§ **Given records**
#####
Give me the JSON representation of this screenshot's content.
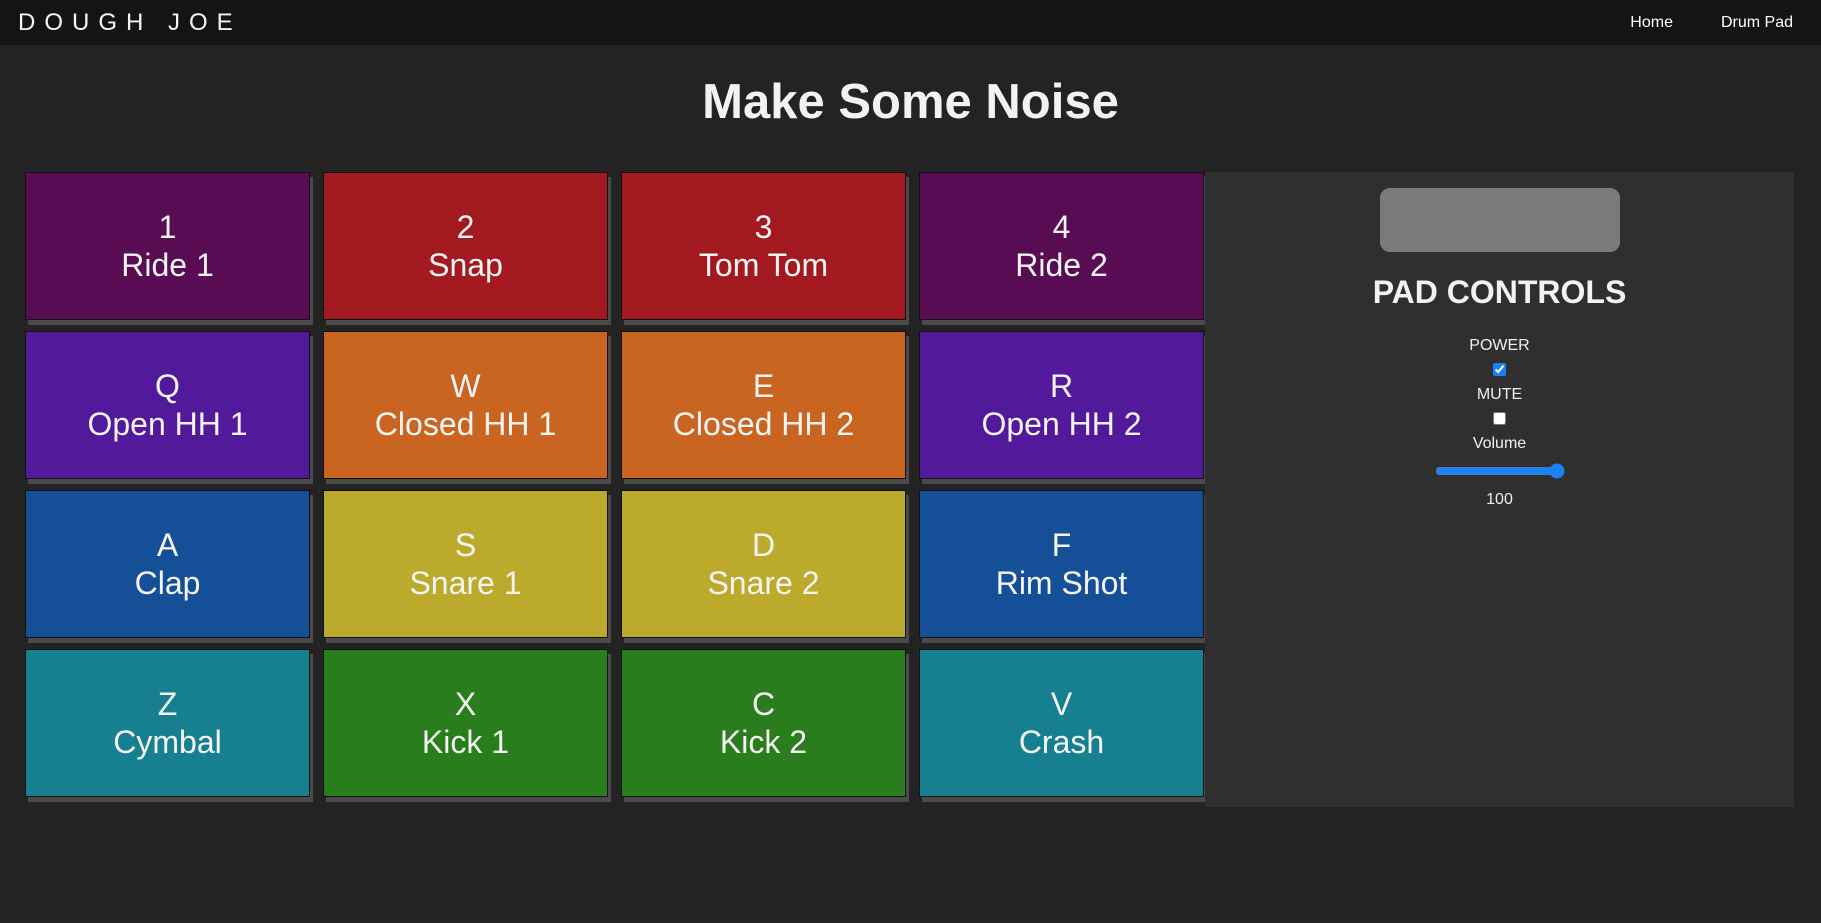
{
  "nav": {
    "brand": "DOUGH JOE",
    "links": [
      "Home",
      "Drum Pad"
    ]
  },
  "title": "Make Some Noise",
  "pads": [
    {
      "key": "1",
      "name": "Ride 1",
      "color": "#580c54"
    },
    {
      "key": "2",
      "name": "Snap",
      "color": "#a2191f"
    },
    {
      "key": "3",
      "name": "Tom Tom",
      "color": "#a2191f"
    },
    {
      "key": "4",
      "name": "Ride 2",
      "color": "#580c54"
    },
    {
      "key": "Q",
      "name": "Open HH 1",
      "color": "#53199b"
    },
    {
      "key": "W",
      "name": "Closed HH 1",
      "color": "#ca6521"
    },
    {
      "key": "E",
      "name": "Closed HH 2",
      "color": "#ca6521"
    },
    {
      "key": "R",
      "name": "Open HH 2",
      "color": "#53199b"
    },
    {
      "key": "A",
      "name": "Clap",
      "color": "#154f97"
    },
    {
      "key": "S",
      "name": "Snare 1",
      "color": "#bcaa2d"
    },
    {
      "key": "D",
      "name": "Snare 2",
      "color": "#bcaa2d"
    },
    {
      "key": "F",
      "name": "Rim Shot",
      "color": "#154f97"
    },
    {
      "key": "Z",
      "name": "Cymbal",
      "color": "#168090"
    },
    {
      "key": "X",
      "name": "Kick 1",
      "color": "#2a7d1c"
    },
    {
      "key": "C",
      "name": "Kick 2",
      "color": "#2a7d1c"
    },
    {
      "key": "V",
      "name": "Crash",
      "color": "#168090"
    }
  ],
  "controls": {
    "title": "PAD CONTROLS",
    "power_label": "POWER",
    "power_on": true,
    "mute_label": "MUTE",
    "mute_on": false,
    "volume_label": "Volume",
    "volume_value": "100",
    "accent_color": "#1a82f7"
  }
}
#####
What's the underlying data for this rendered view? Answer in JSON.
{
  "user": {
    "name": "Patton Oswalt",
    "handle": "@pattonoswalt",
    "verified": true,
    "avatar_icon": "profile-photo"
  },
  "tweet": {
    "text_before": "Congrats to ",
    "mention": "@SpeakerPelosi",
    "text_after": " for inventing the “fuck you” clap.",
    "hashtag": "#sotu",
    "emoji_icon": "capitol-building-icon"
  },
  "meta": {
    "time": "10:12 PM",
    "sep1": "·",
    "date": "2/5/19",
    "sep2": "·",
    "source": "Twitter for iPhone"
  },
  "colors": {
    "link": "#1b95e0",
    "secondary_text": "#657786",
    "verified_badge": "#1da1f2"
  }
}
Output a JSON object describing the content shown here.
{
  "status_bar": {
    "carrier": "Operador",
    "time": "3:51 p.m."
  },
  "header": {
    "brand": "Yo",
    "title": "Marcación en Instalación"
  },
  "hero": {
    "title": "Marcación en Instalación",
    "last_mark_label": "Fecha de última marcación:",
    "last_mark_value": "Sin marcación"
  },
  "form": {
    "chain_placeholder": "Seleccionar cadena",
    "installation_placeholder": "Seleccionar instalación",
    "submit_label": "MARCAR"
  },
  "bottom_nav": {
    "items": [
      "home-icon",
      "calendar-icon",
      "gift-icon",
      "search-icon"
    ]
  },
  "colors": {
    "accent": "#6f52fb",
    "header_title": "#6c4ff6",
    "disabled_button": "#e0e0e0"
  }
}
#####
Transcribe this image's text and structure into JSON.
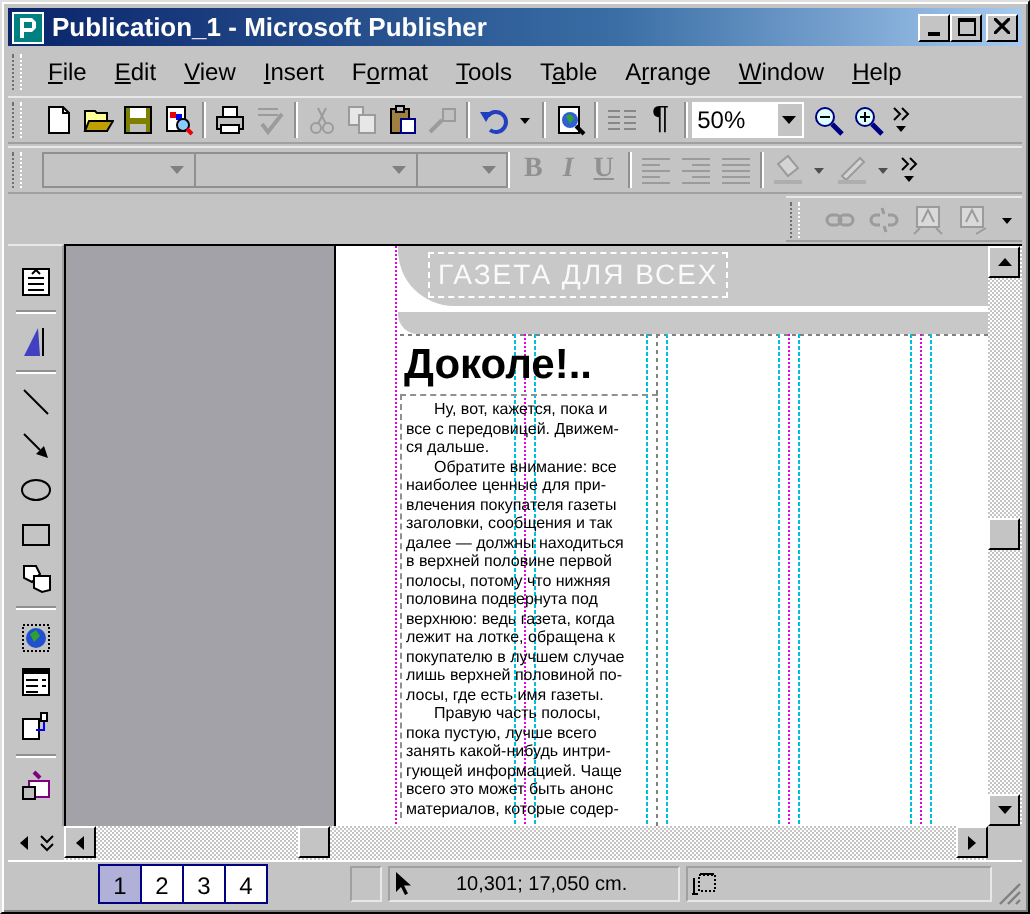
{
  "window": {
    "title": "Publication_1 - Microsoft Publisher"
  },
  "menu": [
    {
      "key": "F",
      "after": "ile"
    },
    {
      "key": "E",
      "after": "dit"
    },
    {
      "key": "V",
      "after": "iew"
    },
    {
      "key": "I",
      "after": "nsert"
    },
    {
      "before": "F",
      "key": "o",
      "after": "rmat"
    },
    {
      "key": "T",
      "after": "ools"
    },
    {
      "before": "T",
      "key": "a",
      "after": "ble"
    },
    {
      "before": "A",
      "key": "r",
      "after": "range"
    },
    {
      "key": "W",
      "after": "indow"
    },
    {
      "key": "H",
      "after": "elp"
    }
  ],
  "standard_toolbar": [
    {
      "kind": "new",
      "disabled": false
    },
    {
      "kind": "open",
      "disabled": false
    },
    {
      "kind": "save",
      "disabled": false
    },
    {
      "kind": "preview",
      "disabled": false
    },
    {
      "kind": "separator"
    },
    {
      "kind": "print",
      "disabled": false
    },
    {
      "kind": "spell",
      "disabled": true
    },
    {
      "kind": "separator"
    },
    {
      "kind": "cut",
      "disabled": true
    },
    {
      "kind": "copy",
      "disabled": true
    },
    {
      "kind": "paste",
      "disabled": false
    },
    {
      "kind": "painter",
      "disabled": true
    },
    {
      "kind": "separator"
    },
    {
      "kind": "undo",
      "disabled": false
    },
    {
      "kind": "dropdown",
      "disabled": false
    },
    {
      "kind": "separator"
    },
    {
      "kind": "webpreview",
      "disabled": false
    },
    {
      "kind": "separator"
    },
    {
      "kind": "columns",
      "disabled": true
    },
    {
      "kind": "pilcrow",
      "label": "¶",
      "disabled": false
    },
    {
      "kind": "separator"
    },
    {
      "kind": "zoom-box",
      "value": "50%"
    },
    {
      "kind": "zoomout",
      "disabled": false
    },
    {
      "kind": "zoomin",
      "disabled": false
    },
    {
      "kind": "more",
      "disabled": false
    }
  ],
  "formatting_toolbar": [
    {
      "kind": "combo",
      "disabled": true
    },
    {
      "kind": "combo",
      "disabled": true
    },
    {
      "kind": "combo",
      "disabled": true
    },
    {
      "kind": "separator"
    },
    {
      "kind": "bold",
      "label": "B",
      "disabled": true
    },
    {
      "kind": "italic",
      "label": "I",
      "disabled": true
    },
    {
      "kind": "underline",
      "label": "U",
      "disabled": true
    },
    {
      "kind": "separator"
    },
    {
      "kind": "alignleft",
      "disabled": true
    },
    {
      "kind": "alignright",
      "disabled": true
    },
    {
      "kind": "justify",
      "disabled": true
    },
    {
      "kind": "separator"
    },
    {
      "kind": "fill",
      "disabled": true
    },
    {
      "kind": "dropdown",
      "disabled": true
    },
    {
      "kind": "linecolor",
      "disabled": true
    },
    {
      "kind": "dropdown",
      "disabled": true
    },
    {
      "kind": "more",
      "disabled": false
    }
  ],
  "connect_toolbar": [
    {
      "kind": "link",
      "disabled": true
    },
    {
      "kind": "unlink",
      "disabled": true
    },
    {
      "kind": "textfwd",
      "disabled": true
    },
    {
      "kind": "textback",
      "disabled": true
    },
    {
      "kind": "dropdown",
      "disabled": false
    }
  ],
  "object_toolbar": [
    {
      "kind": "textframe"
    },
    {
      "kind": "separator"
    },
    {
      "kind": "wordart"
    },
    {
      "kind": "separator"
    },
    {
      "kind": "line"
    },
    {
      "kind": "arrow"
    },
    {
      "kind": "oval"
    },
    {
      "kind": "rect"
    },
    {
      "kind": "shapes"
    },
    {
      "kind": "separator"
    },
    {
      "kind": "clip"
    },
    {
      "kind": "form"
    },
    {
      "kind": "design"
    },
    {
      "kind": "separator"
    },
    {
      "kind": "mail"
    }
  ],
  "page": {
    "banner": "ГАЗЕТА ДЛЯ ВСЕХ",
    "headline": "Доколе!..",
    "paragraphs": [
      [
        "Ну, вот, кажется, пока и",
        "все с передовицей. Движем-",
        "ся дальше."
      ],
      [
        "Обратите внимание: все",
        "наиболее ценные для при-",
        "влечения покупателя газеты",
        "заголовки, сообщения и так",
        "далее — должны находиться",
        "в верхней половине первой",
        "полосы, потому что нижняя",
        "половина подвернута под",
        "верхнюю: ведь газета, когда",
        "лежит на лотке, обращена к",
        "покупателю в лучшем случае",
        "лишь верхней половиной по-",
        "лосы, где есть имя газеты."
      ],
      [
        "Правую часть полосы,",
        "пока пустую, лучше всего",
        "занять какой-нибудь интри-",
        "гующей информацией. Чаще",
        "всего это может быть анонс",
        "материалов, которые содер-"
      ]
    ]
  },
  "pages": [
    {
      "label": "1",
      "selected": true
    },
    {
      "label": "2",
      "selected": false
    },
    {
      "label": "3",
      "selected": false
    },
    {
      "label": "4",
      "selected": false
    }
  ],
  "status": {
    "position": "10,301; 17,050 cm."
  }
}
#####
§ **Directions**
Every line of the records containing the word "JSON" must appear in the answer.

§ **Result for this exercise**
Give me the JSON representation of this screenshot's content.
What's the underlying data for this rendered view? Answer in JSON.
Output a JSON object describing the content shown here.
Transcribe this image's text and structure into JSON.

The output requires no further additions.